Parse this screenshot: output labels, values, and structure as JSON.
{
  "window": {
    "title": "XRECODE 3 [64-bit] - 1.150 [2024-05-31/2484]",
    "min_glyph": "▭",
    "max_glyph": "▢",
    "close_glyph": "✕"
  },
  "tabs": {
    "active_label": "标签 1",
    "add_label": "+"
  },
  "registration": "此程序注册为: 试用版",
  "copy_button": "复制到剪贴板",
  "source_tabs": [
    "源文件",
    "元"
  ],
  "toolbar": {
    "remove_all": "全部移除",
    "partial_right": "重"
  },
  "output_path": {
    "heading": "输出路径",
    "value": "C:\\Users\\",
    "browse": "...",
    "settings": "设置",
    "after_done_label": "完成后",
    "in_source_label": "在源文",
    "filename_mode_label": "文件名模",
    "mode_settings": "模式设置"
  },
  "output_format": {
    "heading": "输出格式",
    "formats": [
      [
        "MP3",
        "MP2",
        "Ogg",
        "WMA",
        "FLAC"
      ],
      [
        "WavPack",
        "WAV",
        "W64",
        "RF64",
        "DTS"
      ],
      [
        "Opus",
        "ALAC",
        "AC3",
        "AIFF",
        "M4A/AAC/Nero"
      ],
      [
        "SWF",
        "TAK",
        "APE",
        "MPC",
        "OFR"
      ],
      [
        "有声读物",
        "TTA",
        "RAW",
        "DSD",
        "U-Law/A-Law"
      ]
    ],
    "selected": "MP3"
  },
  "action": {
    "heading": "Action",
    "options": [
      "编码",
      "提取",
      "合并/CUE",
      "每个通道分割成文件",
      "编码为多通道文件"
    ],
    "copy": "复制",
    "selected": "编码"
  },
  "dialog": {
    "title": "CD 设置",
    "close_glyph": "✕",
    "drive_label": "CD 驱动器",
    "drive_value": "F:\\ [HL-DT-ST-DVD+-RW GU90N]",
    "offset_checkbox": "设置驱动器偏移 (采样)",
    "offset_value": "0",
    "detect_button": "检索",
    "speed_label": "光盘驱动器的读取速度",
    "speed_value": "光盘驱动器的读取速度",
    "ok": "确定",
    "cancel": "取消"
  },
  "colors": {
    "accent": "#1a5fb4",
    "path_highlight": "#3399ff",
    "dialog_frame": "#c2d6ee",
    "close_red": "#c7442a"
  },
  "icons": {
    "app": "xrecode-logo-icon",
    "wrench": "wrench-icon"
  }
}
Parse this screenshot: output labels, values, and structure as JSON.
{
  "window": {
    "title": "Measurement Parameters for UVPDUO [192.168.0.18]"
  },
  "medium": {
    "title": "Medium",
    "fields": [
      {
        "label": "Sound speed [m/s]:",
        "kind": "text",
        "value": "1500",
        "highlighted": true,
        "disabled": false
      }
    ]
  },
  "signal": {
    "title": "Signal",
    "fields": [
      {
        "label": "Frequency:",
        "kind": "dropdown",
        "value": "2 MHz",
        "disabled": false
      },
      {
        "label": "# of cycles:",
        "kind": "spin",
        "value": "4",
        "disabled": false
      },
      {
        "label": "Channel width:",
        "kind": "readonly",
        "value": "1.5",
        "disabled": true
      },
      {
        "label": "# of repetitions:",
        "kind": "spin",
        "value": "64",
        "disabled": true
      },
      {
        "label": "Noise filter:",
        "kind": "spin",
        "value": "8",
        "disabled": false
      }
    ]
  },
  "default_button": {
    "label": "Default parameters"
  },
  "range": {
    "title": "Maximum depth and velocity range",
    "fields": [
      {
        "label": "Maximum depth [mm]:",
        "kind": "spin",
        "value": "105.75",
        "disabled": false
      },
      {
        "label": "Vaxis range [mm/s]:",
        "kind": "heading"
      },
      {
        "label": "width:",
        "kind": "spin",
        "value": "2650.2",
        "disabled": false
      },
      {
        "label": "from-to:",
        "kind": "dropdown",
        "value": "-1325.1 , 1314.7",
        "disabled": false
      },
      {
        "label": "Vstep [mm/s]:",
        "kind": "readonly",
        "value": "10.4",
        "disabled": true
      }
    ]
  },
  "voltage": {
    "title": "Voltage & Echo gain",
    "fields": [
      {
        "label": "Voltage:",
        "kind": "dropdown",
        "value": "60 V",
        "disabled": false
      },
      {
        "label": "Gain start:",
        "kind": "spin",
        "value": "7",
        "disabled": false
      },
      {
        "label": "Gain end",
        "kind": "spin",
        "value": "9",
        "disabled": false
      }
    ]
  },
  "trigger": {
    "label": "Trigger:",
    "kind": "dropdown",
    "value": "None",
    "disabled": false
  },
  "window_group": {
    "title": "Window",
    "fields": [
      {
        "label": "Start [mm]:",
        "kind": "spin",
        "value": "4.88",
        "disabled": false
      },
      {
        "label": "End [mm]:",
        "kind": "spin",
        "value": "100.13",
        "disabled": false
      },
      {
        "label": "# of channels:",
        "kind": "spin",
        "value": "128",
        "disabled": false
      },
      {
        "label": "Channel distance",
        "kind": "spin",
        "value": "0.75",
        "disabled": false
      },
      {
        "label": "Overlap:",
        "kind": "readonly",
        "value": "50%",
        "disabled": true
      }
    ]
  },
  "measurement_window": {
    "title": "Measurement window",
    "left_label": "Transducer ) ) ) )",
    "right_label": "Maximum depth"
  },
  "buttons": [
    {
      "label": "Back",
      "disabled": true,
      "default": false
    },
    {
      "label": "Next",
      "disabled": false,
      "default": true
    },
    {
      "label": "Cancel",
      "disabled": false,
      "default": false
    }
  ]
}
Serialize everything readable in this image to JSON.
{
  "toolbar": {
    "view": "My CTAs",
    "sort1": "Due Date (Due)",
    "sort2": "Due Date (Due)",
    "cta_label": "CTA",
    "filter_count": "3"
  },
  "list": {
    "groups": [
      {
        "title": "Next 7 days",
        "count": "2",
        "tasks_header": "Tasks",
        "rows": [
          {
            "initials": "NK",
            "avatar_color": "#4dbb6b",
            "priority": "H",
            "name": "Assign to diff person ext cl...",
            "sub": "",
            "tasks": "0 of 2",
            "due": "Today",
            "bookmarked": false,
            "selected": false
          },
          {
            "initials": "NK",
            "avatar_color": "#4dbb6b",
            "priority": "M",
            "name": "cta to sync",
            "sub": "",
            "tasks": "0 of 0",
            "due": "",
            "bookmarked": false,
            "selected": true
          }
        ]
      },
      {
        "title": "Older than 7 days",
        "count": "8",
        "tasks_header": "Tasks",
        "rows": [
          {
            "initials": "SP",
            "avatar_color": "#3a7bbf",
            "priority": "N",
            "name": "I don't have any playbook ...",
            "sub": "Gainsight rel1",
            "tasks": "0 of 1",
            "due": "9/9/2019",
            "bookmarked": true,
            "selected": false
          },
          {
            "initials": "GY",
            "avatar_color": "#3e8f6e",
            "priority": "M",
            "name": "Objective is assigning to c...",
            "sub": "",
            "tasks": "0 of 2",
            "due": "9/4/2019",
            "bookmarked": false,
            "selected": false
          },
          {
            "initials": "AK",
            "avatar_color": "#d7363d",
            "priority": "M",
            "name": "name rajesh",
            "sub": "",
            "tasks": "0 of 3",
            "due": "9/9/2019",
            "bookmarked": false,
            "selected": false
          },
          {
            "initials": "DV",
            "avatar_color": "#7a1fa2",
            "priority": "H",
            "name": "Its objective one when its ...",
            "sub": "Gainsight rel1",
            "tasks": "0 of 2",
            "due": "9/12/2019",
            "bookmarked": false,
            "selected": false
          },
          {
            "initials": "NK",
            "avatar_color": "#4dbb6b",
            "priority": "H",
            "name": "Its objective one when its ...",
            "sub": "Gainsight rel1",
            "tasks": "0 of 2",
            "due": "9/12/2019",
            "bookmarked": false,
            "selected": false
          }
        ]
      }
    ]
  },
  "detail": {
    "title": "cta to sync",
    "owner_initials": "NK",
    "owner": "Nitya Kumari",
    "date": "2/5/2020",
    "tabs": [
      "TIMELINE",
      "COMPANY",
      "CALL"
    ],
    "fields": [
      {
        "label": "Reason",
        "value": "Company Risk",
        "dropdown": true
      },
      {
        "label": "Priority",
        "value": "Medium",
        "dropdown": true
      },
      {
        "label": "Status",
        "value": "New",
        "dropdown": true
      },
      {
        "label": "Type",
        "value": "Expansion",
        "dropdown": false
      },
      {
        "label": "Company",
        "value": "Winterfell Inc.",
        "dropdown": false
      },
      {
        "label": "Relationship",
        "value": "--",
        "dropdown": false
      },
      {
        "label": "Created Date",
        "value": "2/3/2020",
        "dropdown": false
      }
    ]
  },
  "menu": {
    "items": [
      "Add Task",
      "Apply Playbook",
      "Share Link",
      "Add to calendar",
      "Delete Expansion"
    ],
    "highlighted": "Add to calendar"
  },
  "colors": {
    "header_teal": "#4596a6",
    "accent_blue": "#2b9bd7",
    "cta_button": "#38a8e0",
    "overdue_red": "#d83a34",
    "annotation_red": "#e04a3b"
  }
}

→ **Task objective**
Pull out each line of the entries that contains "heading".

→ **Answer to the exercise**
    "heading": "输出路径",
    "heading": "输出格式",
    "heading": "Action",
        "kind": "heading"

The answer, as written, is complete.